A month ahead of the start of B.C.’s referendum on proportional representation, a group fighting the process isn’t giving up.
The Independent Contractors and Businesses Association (ICBA) is appealing the August 28th Supreme Court ruling denying an injunction request.
“The judge gave a lot of latitude to government and we understand why we don’t think she understood the importance of the timeliness of this issue,” Jordan Bateman with the ICBA said.
“We believe she made an error in law and the fact that the government is dragging its heels has forced us to appeal that injunction so we have filed that appeal this week with the B.C. Court of Appeal and we’re hoping that they’ll hear us quickly.”
Bateman said the injunction is necessary for their main case — questioning the constitutionality of the process — to be heard before voting takes place.
“We’ve got to get into court before people are out there voting because people need to know that the rules are fair and clear and that this referendum process hasn’t been rigged by the government.”
The ICBA contends the referendum process was rushed, the questions on the ballot are confusing and the funding limits for proponents are prohibitive.
This is beyond the association’s issues with the models of proportional representation on the ballot, which it says are untried, unfair and confusing.
Attorney General David Eby has said he was pleased the court ruled in their favour and has denied the province was causing delays in the court case.

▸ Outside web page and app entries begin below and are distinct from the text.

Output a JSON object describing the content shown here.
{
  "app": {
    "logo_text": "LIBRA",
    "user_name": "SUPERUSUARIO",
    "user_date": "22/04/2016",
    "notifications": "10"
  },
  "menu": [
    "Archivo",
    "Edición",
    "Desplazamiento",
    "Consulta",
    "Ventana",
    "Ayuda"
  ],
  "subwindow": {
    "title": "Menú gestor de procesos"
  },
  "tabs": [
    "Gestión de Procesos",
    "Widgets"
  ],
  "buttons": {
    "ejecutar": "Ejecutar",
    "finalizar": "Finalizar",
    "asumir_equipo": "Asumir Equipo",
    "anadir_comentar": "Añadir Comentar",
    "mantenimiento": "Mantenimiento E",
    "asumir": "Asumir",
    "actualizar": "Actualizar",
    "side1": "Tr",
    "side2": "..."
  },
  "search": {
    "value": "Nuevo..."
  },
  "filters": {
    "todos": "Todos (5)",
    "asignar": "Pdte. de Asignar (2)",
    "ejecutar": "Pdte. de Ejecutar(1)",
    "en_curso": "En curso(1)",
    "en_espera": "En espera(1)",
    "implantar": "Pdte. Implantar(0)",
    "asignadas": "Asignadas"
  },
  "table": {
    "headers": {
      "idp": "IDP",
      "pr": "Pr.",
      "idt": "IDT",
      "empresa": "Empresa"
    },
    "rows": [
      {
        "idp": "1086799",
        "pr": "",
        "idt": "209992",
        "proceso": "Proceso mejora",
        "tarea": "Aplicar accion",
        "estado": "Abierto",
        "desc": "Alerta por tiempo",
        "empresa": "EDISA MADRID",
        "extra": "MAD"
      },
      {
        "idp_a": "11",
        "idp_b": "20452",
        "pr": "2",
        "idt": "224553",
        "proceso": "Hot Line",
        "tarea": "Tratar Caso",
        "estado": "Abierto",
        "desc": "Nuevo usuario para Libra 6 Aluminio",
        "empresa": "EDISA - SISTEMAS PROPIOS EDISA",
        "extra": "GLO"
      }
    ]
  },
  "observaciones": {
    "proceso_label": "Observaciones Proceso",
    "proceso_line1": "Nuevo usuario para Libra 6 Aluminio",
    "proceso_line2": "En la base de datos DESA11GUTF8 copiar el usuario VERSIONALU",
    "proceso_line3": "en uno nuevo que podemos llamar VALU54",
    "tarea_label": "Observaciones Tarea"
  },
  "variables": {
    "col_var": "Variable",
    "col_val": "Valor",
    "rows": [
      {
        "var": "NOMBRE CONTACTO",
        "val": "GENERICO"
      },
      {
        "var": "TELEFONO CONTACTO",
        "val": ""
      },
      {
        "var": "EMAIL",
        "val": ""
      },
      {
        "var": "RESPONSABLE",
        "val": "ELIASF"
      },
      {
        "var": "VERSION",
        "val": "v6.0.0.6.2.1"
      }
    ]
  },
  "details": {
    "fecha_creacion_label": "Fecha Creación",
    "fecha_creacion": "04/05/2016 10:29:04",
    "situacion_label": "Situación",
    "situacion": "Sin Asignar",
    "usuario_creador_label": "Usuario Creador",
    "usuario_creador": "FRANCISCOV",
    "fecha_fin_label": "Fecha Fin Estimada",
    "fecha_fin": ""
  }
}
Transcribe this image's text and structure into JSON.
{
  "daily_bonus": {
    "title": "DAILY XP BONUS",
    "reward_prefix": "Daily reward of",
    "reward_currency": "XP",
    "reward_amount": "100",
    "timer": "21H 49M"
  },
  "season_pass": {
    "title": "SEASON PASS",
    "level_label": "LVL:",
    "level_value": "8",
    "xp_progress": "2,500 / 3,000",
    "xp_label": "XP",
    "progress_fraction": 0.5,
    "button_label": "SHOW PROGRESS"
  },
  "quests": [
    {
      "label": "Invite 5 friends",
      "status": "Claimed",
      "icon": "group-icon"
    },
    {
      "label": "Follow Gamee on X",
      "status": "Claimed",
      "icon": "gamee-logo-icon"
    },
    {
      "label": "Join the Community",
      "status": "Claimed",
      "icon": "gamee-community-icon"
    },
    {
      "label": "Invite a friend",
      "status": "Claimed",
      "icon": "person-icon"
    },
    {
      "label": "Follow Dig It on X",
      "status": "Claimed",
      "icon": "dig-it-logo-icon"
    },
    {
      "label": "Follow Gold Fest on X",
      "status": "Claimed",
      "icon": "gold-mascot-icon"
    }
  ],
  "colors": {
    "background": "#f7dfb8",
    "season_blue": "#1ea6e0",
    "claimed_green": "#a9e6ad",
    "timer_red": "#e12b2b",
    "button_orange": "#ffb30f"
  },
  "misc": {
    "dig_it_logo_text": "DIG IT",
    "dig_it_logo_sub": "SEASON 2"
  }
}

Voting on the referendum starts October 22 and ballots must be received by 4:30 p.m. on November 30.